In 1968 Pascal and C. S. Lewis and Jonathan Edwards and Dan Fuller and the Bible teamed up to change my life forever with those words, “Joy, joy, joy, tears of joy.” Here’s how Pascal blew away my resistance to joy.
All men seek happiness. This is without exception. Whatever different means they employ, they all tend to this end. The cause of some going to war, and of others avoiding it, is the same desire in both, attended with different views. This is the motive of every action of every man, even of those who hang themselves.
I suspected this …
First, [Martyn Lloyd-Jones] says, it must be “real preaching,” and he later explains that this means preaching done by someone who is gifted to speak to larger groups. And that is a rub. As someone who taught preaching in seminary, I know that only a fraction of the students coming through seminary showed promise of having such gifts.
There are indeed many “incarnational” approaches to ministry that do not require a gifted speaker, and we should use them all. In fact, I would argue that in a post-Christian culture, preaching will not be effective in the gathered assembly if Christians are not also highly effective in their scattered state. In our times, people will be indifferent or hostile to the idea of attending church services without positive contact with Christians living out their lives in love and service. Therefore the incarnational “dispersed” ministry of the church is extremely vital and necessary.
Nevertheless, it is a mistake to argue that people in our society will not come to hear “real preaching.” The fact is that, even in a very post-Christian city, if the preaching is of high quality, people will be brought and will come back. They will be shocked at how convicting and attractive the gospel message is, and they will feel like they’ve never really heard it before (even if they have been raised in a church).
HT: Zach Hoag
This is an excerpt from my current work in progress, a book coming from Crossway in fall of next year tentatively titled Grace Upon Grace: The Many Glories of the One Gospel. This portion is from a longer exploration of God’s redeeming purposes in the world through Christ’s redemptive work, and our place in it:
God owns all places, let’s not forget. “[T]here is not a square inch in the whole domain of our human existence,” Abraham Kuyper reminds us, “over which Christ, who is Sovereign over all, does not cry: ‘Mine!’”
It is easy to lose heart among the ruins of any place, but there’s a heritage here, a history, even if to see it we must go all the way back before the Fall to when God said this place was “good.” The gospel would have us keep that in mind, but it would also have us look forward to the day when God proves that he wins out through Christ’s atoning work, that what he declared good will be remade—sans sickness, suffering, and societal breakdown—so that it is a land befitting its Sovereign.
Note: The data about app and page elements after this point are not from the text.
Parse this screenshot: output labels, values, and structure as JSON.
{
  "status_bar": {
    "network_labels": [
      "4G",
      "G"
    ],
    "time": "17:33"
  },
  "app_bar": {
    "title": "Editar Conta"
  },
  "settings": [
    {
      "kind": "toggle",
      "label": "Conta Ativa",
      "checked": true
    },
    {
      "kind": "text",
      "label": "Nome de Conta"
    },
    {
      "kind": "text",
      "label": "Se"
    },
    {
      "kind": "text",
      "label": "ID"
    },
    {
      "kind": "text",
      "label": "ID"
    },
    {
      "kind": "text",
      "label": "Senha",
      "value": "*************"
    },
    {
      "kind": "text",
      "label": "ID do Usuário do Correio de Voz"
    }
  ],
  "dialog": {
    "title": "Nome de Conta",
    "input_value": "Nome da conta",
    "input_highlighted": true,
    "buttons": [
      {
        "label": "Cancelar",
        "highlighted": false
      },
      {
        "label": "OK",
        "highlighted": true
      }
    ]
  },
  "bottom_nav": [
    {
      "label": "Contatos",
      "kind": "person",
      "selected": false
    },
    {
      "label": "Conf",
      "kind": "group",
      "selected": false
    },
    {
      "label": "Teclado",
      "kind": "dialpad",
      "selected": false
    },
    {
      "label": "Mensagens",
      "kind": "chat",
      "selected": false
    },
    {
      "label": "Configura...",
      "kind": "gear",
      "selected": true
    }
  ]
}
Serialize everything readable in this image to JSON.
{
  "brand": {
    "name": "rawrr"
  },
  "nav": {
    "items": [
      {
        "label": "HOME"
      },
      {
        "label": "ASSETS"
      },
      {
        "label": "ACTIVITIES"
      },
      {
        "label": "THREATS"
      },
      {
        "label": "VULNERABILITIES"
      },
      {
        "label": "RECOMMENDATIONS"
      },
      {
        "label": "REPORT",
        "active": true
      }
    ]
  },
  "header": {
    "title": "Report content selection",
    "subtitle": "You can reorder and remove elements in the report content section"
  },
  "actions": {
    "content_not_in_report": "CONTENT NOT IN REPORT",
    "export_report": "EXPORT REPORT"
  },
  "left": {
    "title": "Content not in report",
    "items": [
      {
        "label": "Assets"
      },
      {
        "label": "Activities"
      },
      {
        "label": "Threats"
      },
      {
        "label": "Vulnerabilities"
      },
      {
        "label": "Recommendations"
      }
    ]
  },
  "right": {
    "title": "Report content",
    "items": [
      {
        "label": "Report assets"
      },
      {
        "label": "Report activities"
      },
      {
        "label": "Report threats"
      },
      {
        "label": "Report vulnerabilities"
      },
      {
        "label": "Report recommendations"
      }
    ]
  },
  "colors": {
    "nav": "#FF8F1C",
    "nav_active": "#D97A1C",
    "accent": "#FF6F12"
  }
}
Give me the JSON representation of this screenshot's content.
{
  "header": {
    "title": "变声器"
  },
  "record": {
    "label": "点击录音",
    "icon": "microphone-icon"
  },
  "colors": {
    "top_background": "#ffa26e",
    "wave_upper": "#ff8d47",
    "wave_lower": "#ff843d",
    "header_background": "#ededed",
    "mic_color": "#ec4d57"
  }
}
The gospel gives us a realistic vision of what the world has become, but it also gives us an optimistic vision of what it will one day be. As a chosen race, a royal priesthood, a holy nation, and a people for his own possession, we are given a redemptive view of place. Perhaps like C.S. Lewis and Charles Williams, this may lead us to …
“Suppose you eliminate suffering . . . What a dreadful place the world would be! Because everything that corrects the tendency of man to feel over important and overplayed with himself would disappear. He is bad enough now, but he would be absolutely intolerable if he never suffered.”
Malcolm Muggeridge, Jesus Rediscovered (1969)
(HT: my friend Bill Dunn)